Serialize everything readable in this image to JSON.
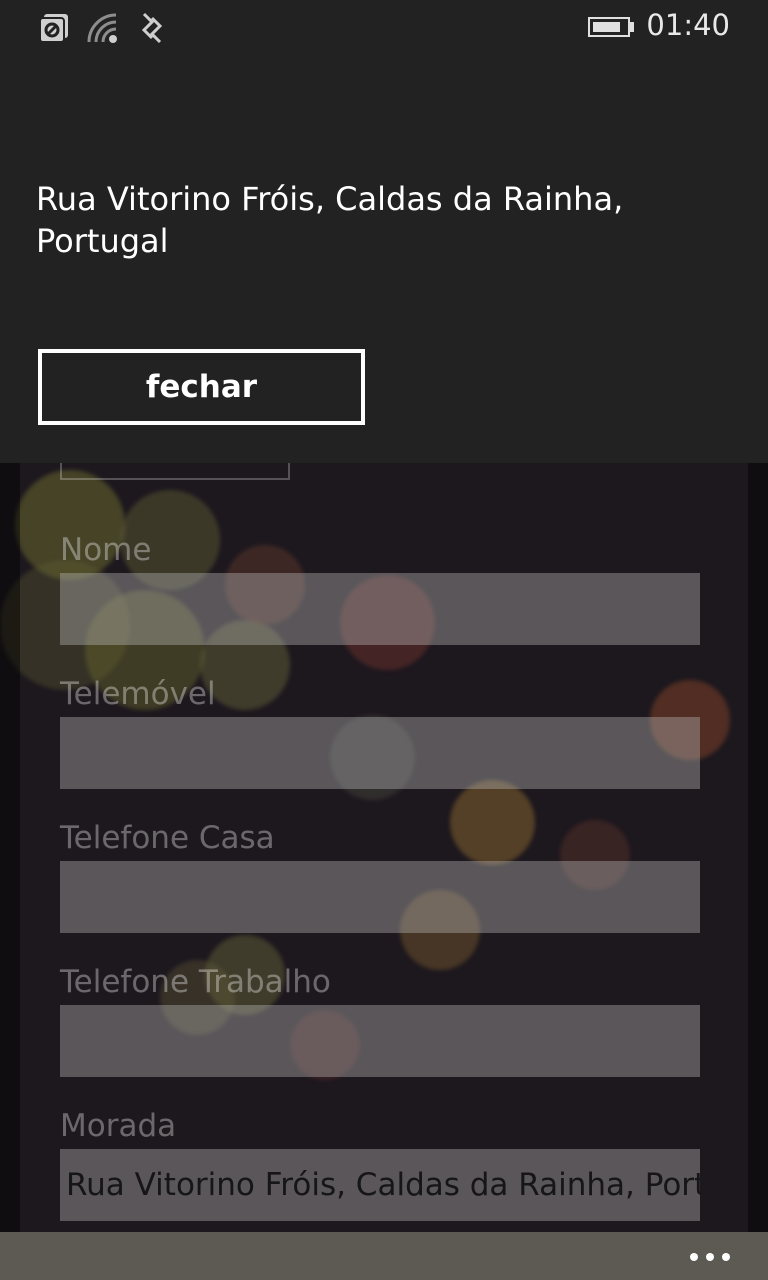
{
  "status_bar": {
    "time": "01:40",
    "battery_level": 0.85,
    "icons": [
      "nfc-icon",
      "wifi-icon",
      "data-connection-icon"
    ]
  },
  "popup": {
    "message": "Rua Vitorino Fróis, Caldas da Rainha, Portugal",
    "close_button_label": "fechar"
  },
  "form": {
    "fields": [
      {
        "label": "Nome",
        "value": ""
      },
      {
        "label": "Telemóvel",
        "value": ""
      },
      {
        "label": "Telefone Casa",
        "value": ""
      },
      {
        "label": "Telefone Trabalho",
        "value": ""
      },
      {
        "label": "Morada",
        "value": "Rua Vitorino Fróis, Caldas da Rainha, Portugal"
      }
    ]
  },
  "app_bar": {
    "more_icon": "ellipsis-icon"
  },
  "colors": {
    "popup_background": "#222222",
    "app_bar_background": "#5c5a53",
    "page_background": "#221c22"
  }
}
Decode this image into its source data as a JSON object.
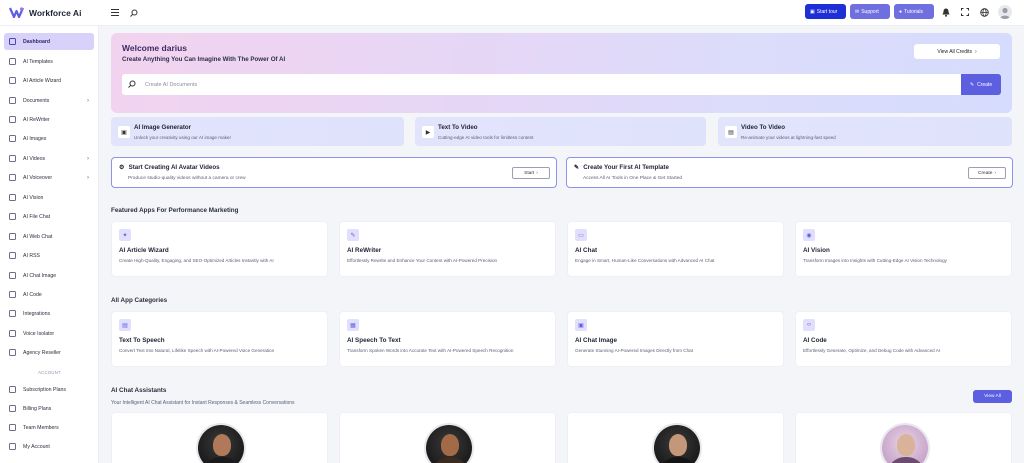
{
  "app": {
    "name": "Workforce Ai"
  },
  "topbar": {
    "buttons": [
      {
        "label": "Start tour",
        "color": "#1f2fd6"
      },
      {
        "label": "Support",
        "color": "#6f6fe0"
      },
      {
        "label": "Tutorials",
        "color": "#6f6fe0"
      }
    ]
  },
  "sidebar": {
    "items": [
      {
        "label": "Dashboard",
        "active": true
      },
      {
        "label": "AI Templates"
      },
      {
        "label": "AI Article Wizard"
      },
      {
        "label": "Documents",
        "chevron": true
      },
      {
        "label": "AI ReWriter"
      },
      {
        "label": "AI Images"
      },
      {
        "label": "AI Videos",
        "chevron": true
      },
      {
        "label": "AI Voiceover",
        "chevron": true
      },
      {
        "label": "AI Vision"
      },
      {
        "label": "AI File Chat"
      },
      {
        "label": "AI Web Chat"
      },
      {
        "label": "AI RSS"
      },
      {
        "label": "AI Chat Image"
      },
      {
        "label": "AI Code"
      },
      {
        "label": "Integrations"
      },
      {
        "label": "Voice Isolator"
      },
      {
        "label": "Agency Reseller"
      }
    ],
    "section_label": "ACCOUNT",
    "account_items": [
      {
        "label": "Subscription Plans"
      },
      {
        "label": "Billing Plans"
      },
      {
        "label": "Team Members"
      },
      {
        "label": "My Account"
      }
    ]
  },
  "hero": {
    "title": "Welcome darius",
    "subtitle": "Create Anything You Can Imagine With The Power Of AI",
    "credits_button": "View All Credits",
    "search_placeholder": "Create AI Documents",
    "create_button": "Create"
  },
  "features": [
    {
      "title": "AI Image Generator",
      "desc": "Unlock your creativity using our AI image maker",
      "icon": "image-icon"
    },
    {
      "title": "Text To Video",
      "desc": "Cutting-edge AI video tools for limitless content",
      "icon": "video-icon"
    },
    {
      "title": "Video To Video",
      "desc": "Re-animate your videos at lightning-fast speed",
      "icon": "film-icon"
    }
  ],
  "promos": [
    {
      "title": "Start Creating AI Avatar Videos",
      "desc": "Produce studio-quality videos without a camera or crew",
      "button": "Start"
    },
    {
      "title": "Create Your First AI Template",
      "desc": "Access All AI Tools in One Place & Get Started",
      "button": "Create"
    }
  ],
  "featured": {
    "heading": "Featured Apps For Performance Marketing",
    "apps": [
      {
        "title": "AI Article Wizard",
        "desc": "Create High-Quality, Engaging, and SEO-Optimized Articles Instantly with AI",
        "icon": "wand-icon"
      },
      {
        "title": "AI ReWriter",
        "desc": "Effortlessly Rewrite and Enhance Your Content with AI-Powered Precision",
        "icon": "pen-icon"
      },
      {
        "title": "AI Chat",
        "desc": "Engage in Smart, Human-Like Conversations with Advanced AI Chat",
        "icon": "chat-icon"
      },
      {
        "title": "AI Vision",
        "desc": "Transform Images into Insights with Cutting-Edge AI Vision Technology",
        "icon": "eye-icon"
      }
    ]
  },
  "categories": {
    "heading": "All App Categories",
    "apps": [
      {
        "title": "Text To Speech",
        "desc": "Convert Text into Natural, Lifelike Speech with AI-Powered Voice Generation",
        "icon": "speaker-icon"
      },
      {
        "title": "AI Speech To Text",
        "desc": "Transform Spoken Words into Accurate Text with AI-Powered Speech Recognition",
        "icon": "mic-icon"
      },
      {
        "title": "AI Chat Image",
        "desc": "Generate Stunning AI-Powered Images Directly from Chat",
        "icon": "image-icon"
      },
      {
        "title": "AI Code",
        "desc": "Effortlessly Generate, Optimize, and Debug Code with Advanced AI",
        "icon": "code-icon"
      }
    ]
  },
  "assistants": {
    "heading": "AI Chat Assistants",
    "subtitle": "Your Intelligent AI Chat Assistant for Instant Responses & Seamless Conversations",
    "view_all": "View All"
  }
}
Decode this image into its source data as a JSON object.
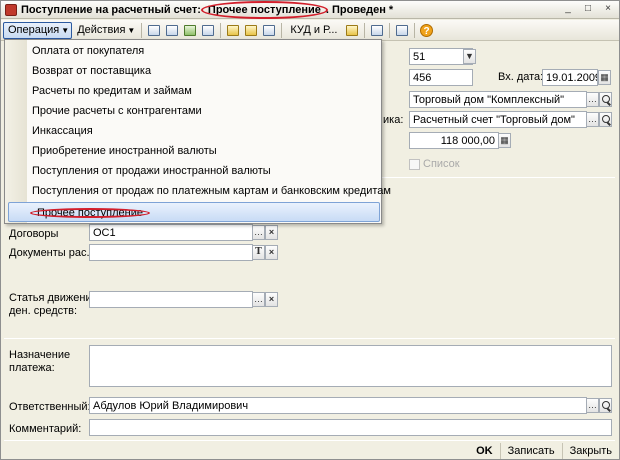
{
  "window": {
    "title_prefix": "Поступление на расчетный счет:",
    "title_highlight": "Прочее поступление",
    "title_suffix": ". Проведен *",
    "controls": [
      "_",
      "□",
      "×"
    ]
  },
  "toolbar": {
    "operation_label": "Операция",
    "actions_label": "Действия",
    "kud_label": "КУД и Р..."
  },
  "operation_menu": {
    "items": [
      "Оплата от покупателя",
      "Возврат от поставщика",
      "Расчеты по кредитам и займам",
      "Прочие расчеты с контрагентами",
      "Инкассация",
      "Приобретение иностранной валюты",
      "Поступления от продажи иностранной валюты",
      "Поступления от продаж по платежным картам и банковским кредитам"
    ],
    "selected": "Прочее поступление"
  },
  "form": {
    "account_value": "51",
    "in_number_value": "456",
    "in_date_label": "Вх. дата:",
    "in_date_value": "19.01.2009",
    "organization_value": "Торговый дом \"Комплексный\"",
    "bank_account_label_tail": "ика:",
    "bank_account_value": "Расчетный счет \"Торговый дом\"",
    "amount_value": "118 000,00",
    "list_checkbox_label": "Список",
    "contracts_label": "Договоры",
    "contracts_value": "ОС1",
    "documents_label": "Документы рас...",
    "documents_value": "",
    "cash_flow_label_line1": "Статья движения",
    "cash_flow_label_line2": "ден. средств:",
    "cash_flow_value": "",
    "purpose_label_line1": "Назначение",
    "purpose_label_line2": "платежа:",
    "responsible_label": "Ответственный:",
    "responsible_value": "Абдулов Юрий Владимирович",
    "comment_label": "Комментарий:",
    "comment_value": ""
  },
  "bottom": {
    "ok_label": "OK",
    "save_label": "Записать",
    "close_label": "Закрыть"
  },
  "colors": {
    "highlight_circle": "#d21f2b",
    "window_bg": "#f1efe2",
    "menu_selected_bg": "#c8dbf5"
  }
}
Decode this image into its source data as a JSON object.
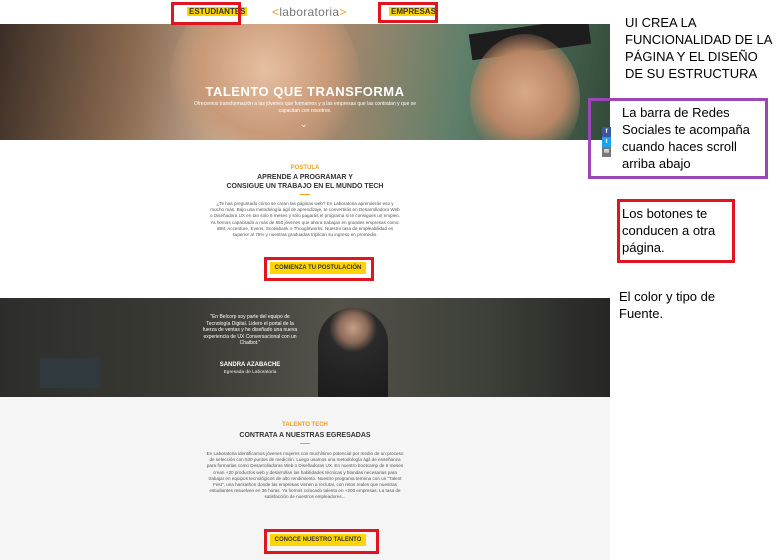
{
  "site": {
    "nav": {
      "students": "ESTUDIANTES",
      "companies": "EMPRESAS"
    },
    "logo": {
      "left": "<",
      "name": "laboratoria",
      "right": ">"
    },
    "hero": {
      "title": "TALENTO QUE TRANSFORMA",
      "subtitle": "Ofrecemos transformación a las jóvenes que formamos y a las empresas que las contratan y que se capacitan con nosotros.",
      "chevron": "⌄"
    },
    "apply_section": {
      "label": "POSTULA",
      "title_line1": "APRENDE A PROGRAMAR Y",
      "title_line2": "CONSIGUE UN TRABAJO EN EL MUNDO TECH",
      "body": "¿Te has preguntado cómo se crean las páginas web? En Laboratoria aprenderás eso y mucho más. Bajo una metodología ágil de aprendizaje, te convertirás en Desarrolladora Web o Diseñadora UX en tan solo 6 meses y sólo pagarás el programa si te consigues un empleo. Ya hemos capacitado a más de 550 jóvenes que ahora trabajan en grandes empresas como: IBM, Accenture, Everis, Scotiabank o Thoughtworks. Nuestra tasa de empleabilidad es superior al 75% y nuestras graduadas triplican su ingreso en promedio.",
      "button": "COMIENZA TU POSTULACIÓN"
    },
    "testimonial": {
      "quote": "\"En Belcorp soy parte del equipo de Tecnología Digital. Lidero el portal de la fuerza de ventas y he diseñado una nueva experiencia de UX Conversacional con un Chatbot.\"",
      "name": "SANDRA AZABACHE",
      "role": "Egresada de Laboratoria"
    },
    "hire_section": {
      "label": "TALENTO TECH",
      "title": "CONTRATA A NUESTRAS EGRESADAS",
      "body": "En Laboratoria identificamos jóvenes mujeres con muchísimo potencial por medio de un proceso de selección con 530 puntos de medición. Luego usamos una metodología ágil de enseñanza para formarlas como Desarrolladoras Web o Diseñadoras UX. En nuestro bootcamp de 6 meses crean +20 productos web y desarrollan las habilidades técnicas y blandas necesarias para trabajar en equipos tecnológicos de alto rendimiento. Nuestro programa termina con un \"Talent Fest\", una hackathon donde las empresas vienen a reclutar, con retos reales que nuestras estudiantes resuelven en 36 horas. Ya hemos colocado talento en +200 empresas. La tasa de satisfacción de nuestros empleadores...",
      "button": "CONOCE NUESTRO TALENTO"
    },
    "social": {
      "facebook": "f",
      "twitter": "t",
      "email": "✉"
    }
  },
  "annotations": {
    "note1": "UI CREA LA FUNCIONALIDAD DE LA PÁGINA Y EL DISEÑO DE SU ESTRUCTURA",
    "note2": "La barra de Redes Sociales te acompaña cuando haces scroll arriba abajo",
    "note3": "Los botones te conducen a otra página.",
    "note4": "El color y tipo de Fuente."
  },
  "colors": {
    "accent_yellow": "#ffd400",
    "label_orange": "#f0a020",
    "annotation_red": "#e0151f",
    "annotation_purple": "#9b47b5"
  }
}
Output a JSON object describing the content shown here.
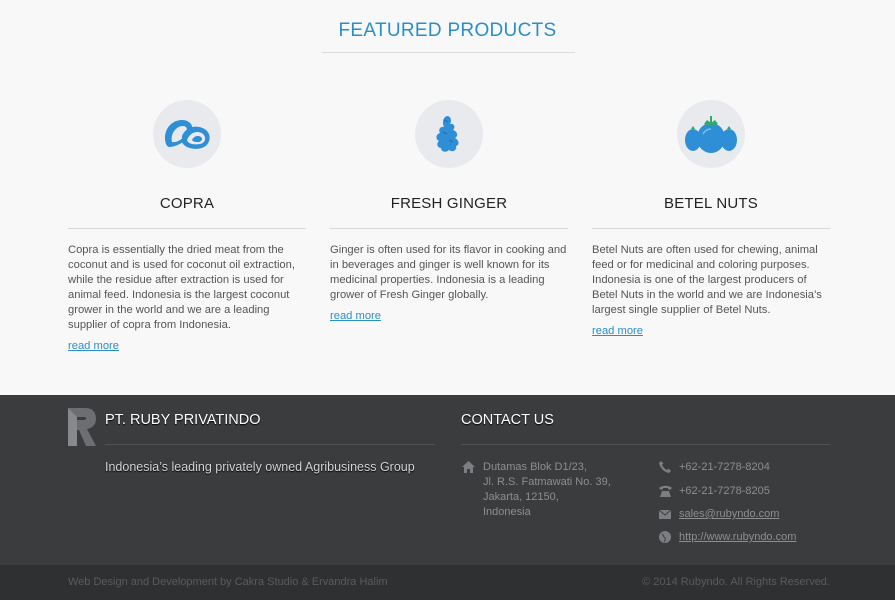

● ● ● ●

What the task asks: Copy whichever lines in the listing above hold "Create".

Completed exercise:
    "subtitle": "Create Anything You Can Imagine With The Power Of AI",
    "search_placeholder": "Create AI Documents",
    "create_button": "Create"
      "title": "Create Your First AI Template",
      "button": "Create"
        "desc": "Create High-Quality, Engaging, and SEO-Optimized Articles Instantly with AI",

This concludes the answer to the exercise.